With an increasing focus on how the UK is going to meet its net zero commitment by 2050, lower-carbon or emission-free alternatives to the current state of play are attracting more scrutiny.
Since transport overtook the power sector in 2016 as the leading source of UK emissions, encouraging the rapid uptake of electric vehicles (EVs) is considered by many to be a necessity.
Especially since carbon emissions from transport are showing no signs of abating. 2018 saw a 2% rise from the previous year, with the increase attributed to diesel and petrol use.
Calls to bring petrol ban forward
That’s why there are calls on the government to bring forward the proposed ban on petrol and diesel car sales to 2035 or sooner, rather than the current goal of 2040.
The government is also being asked to reconsider financial incentives to assist in the uptake of low-carbon transport. And it’s being tasked with installing more public chargers to fulfil future demand.
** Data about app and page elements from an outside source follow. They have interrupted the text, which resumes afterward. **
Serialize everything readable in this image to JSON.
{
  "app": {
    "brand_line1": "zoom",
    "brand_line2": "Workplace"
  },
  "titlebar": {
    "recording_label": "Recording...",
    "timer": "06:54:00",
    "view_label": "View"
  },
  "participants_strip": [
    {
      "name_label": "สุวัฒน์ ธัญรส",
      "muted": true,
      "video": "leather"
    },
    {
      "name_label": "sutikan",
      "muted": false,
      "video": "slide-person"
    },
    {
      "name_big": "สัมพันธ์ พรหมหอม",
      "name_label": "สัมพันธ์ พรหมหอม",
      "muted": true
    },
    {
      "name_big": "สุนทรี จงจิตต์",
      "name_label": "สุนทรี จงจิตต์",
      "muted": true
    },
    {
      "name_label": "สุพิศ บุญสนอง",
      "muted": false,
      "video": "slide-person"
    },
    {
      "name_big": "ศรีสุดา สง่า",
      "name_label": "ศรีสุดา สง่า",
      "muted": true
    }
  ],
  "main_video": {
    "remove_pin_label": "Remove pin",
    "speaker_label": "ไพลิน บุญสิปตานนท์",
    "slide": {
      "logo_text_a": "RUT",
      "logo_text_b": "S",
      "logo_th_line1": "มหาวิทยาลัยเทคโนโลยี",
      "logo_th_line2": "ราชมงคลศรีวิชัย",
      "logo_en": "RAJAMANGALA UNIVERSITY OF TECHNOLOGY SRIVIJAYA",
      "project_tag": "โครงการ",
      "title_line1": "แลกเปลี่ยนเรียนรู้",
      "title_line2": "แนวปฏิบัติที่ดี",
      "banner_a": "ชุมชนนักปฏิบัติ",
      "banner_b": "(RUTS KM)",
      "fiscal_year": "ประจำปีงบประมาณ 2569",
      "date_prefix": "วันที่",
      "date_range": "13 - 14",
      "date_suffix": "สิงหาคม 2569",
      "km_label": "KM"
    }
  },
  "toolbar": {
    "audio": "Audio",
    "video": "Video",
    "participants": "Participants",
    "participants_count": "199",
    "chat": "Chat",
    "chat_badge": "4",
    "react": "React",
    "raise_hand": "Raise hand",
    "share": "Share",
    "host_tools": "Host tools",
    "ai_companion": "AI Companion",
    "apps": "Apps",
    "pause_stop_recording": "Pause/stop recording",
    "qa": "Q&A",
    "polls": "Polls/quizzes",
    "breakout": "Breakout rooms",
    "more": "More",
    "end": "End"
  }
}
In a recent YouGov survey of more than 2000 Britons, 74% cited concerns about finding somewhere to charge an EV as a barrier to ownership. Some 81% also highlighted battery charge and range, and 64% the purchase price.
Price is key for would-be EV purchasers
Yet more than half (57%) of those questioned would consider buying an EV if it was “the right price”. This increased to 73% among 18 to 24 year olds.
Certainly, since the government reduced or cut grants for plug-in hybrid EVs (PHEVs) last Autumn, sales have dropped.
In July 2019, data from the Society of Motor Manufacturers and Traders (SMMT) showed sales of PHEVs were down almost 50% compared to the previous July.
But over the same period, registrations of fully electric vehicles were up 158%, from 880 in July 2018 to 2,271 in July 2019.
This contrasts to a drop in new diesel car registrations, which were down by more than one-fifth (22.1%) year-on-year.
EV market share growing – but still low
However, in terms of market share, pure EVs still only accounted for 1% of overall car sales in the year from July 2018 to July 2019. And while this is forecast to increase to 2.2% by 2020, it’s still not going to make a dramatic dent in the carbon emissions from transport.
Concerns about the high emissions required to produce EVs also call into question their ability to significantly reduce the overall carbon-intensity of transport.
Low-emission vehicles not the answer
A recent report from a cross-party group of MPs looking at the policy landscape needed to support the UK’s net zero goal said: “The government should not aim to achieve emissions reductions simply by replacing existing vehicles with lower-emissions versions.”
We could therefore see policies that encourage greater uptake of public transport and shared car ownership, especially since the report also notes: “In the long term, widespread personal vehicle ownership… does not appear to be compatible with significant decarbonisation.”
So, as with many areas of the UK’s low-carbon transition, dramatic change is on the horizon.
If you’d like to understand how these changes will impact your business – or the positive steps you can take to reduce the carbon intensity and increase the sustainability of your operations – talk to our experts at Energy HQ. You can contact them on 0800 193 6866 or send an email to firstname.lastname@example.org.